[Items from an interface collection]
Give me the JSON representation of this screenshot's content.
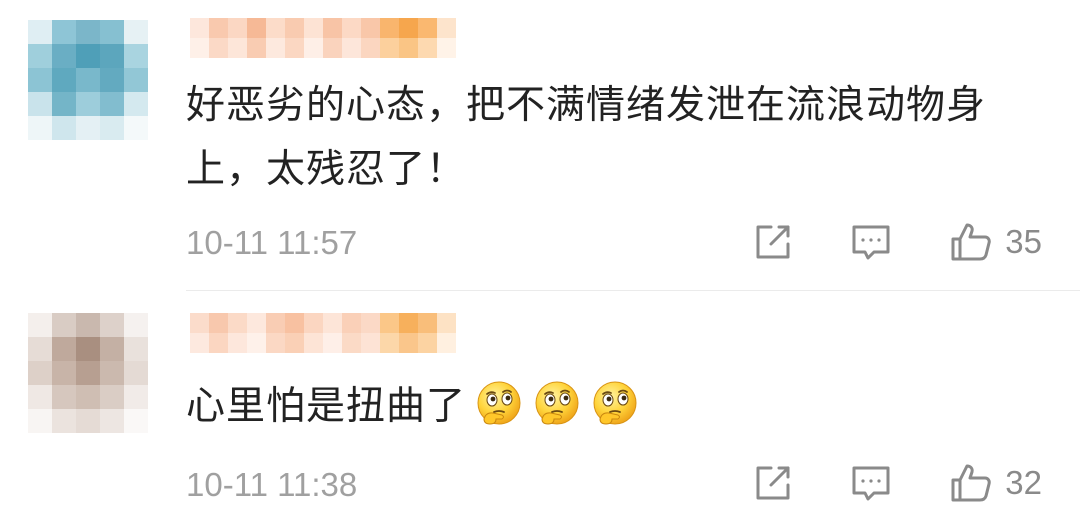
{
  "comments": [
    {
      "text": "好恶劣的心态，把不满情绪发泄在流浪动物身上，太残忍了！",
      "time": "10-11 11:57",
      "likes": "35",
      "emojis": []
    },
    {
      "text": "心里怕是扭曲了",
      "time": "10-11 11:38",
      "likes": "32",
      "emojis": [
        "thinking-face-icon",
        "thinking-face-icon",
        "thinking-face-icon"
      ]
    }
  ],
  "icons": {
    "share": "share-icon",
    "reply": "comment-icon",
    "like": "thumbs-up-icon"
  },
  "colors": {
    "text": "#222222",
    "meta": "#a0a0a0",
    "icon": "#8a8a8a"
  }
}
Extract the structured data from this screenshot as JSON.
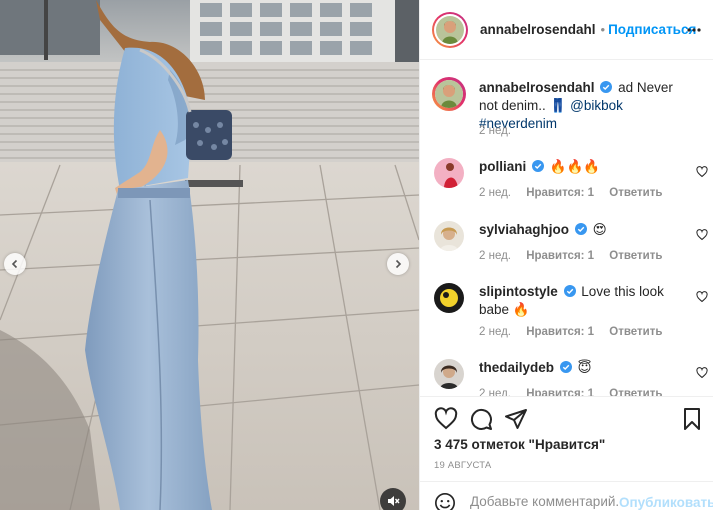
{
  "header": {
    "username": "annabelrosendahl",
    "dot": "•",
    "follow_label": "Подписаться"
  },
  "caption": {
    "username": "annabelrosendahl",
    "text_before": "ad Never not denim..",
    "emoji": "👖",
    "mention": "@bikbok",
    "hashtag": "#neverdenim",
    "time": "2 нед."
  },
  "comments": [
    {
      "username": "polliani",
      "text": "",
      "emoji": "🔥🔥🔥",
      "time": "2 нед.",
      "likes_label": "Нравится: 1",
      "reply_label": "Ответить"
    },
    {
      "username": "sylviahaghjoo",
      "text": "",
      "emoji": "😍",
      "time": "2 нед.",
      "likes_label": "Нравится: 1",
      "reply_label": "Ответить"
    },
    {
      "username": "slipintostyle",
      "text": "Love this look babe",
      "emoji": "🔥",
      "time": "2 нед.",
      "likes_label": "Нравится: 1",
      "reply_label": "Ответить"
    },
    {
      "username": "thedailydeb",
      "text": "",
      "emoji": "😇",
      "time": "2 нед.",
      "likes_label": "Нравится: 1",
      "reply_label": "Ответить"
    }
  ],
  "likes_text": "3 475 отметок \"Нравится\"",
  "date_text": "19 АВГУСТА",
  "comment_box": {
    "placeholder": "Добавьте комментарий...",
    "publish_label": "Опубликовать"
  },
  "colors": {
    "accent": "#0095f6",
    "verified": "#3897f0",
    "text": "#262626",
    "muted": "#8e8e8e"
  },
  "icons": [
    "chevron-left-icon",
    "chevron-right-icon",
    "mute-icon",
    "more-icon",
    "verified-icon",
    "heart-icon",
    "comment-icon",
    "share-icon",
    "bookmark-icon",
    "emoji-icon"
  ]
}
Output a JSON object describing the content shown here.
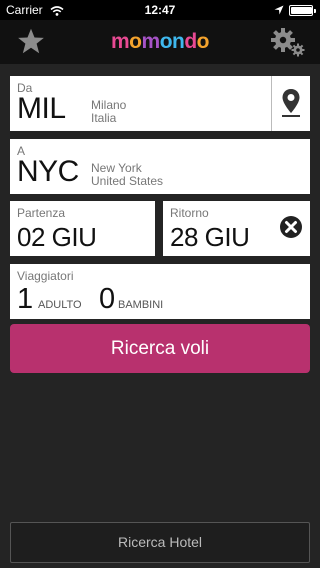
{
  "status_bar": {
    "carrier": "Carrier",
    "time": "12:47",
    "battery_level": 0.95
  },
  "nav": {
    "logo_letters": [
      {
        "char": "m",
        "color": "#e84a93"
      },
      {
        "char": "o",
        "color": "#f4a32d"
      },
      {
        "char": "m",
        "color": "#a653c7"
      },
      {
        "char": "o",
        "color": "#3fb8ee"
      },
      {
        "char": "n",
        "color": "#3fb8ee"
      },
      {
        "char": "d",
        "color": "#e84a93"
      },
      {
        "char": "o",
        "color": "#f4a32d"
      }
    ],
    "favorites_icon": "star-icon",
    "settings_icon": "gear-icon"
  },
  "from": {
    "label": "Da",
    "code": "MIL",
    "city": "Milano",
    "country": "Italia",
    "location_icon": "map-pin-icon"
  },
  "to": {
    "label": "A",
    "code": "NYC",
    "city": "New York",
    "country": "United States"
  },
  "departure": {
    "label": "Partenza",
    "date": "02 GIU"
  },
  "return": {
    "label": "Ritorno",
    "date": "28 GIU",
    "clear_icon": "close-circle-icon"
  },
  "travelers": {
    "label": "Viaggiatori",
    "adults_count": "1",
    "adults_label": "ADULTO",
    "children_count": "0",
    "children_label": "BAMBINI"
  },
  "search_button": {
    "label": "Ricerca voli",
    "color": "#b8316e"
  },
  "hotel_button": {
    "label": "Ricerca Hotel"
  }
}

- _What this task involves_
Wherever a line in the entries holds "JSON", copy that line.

- _Answer section_
Give me the JSON representation of this screenshot's content.
Extract the structured data from this screenshot as JSON.
Output a JSON object describing the content shown here.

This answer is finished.